START RECORD EXTRACTS
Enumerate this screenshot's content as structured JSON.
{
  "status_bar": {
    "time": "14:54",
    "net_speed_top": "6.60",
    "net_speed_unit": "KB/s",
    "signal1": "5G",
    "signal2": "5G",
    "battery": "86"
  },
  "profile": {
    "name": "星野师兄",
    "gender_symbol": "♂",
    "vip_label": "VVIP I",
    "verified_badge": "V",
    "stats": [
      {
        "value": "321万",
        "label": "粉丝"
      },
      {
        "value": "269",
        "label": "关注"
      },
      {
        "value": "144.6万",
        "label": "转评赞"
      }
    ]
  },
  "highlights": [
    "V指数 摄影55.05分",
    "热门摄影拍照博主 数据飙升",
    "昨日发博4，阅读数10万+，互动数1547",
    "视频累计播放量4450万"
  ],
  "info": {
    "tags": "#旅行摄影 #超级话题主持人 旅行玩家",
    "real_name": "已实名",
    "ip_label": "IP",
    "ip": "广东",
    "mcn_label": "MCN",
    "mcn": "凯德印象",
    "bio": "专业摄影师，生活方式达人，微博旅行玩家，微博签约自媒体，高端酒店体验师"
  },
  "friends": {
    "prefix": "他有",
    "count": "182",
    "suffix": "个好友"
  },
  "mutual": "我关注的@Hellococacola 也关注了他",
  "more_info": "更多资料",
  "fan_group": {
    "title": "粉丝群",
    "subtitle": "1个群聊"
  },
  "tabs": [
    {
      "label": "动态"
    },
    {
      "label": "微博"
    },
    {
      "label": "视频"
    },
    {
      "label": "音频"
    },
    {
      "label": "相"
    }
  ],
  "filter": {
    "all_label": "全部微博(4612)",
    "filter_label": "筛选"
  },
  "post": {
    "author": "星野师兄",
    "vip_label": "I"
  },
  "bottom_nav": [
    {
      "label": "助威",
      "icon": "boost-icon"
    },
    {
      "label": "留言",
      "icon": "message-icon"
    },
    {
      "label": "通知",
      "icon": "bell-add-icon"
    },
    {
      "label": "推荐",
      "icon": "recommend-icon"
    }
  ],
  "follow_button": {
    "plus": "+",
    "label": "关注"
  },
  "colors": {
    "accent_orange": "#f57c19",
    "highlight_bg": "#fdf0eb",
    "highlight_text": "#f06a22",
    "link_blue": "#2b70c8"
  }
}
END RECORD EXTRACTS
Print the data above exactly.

■ SOLUTION ■
Enumerate this screenshot's content as structured JSON.
{
  "status_bar": {
    "time": "14:54",
    "net_speed_top": "6.60",
    "net_speed_unit": "KB/s",
    "signal1": "5G",
    "signal2": "5G",
    "battery": "86"
  },
  "profile": {
    "name": "星野师兄",
    "gender_symbol": "♂",
    "vip_label": "VVIP I",
    "verified_badge": "V",
    "stats": [
      {
        "value": "321万",
        "label": "粉丝"
      },
      {
        "value": "269",
        "label": "关注"
      },
      {
        "value": "144.6万",
        "label": "转评赞"
      }
    ]
  },
  "highlights": [
    "V指数 摄影55.05分",
    "热门摄影拍照博主 数据飙升",
    "昨日发博4，阅读数10万+，互动数1547",
    "视频累计播放量4450万"
  ],
  "info": {
    "tags": "#旅行摄影 #超级话题主持人 旅行玩家",
    "real_name": "已实名",
    "ip_label": "IP",
    "ip": "广东",
    "mcn_label": "MCN",
    "mcn": "凯德印象",
    "bio": "专业摄影师，生活方式达人，微博旅行玩家，微博签约自媒体，高端酒店体验师"
  },
  "friends": {
    "prefix": "他有",
    "count": "182",
    "suffix": "个好友"
  },
  "mutual": "我关注的@Hellococacola 也关注了他",
  "more_info": "更多资料",
  "fan_group": {
    "title": "粉丝群",
    "subtitle": "1个群聊"
  },
  "tabs": [
    {
      "label": "动态"
    },
    {
      "label": "微博"
    },
    {
      "label": "视频"
    },
    {
      "label": "音频"
    },
    {
      "label": "相"
    }
  ],
  "filter": {
    "all_label": "全部微博(4612)",
    "filter_label": "筛选"
  },
  "post": {
    "author": "星野师兄",
    "vip_label": "I"
  },
  "bottom_nav": [
    {
      "label": "助威",
      "icon": "boost-icon"
    },
    {
      "label": "留言",
      "icon": "message-icon"
    },
    {
      "label": "通知",
      "icon": "bell-add-icon"
    },
    {
      "label": "推荐",
      "icon": "recommend-icon"
    }
  ],
  "follow_button": {
    "plus": "+",
    "label": "关注"
  },
  "colors": {
    "accent_orange": "#f57c19",
    "highlight_bg": "#fdf0eb",
    "highlight_text": "#f06a22",
    "link_blue": "#2b70c8"
  }
}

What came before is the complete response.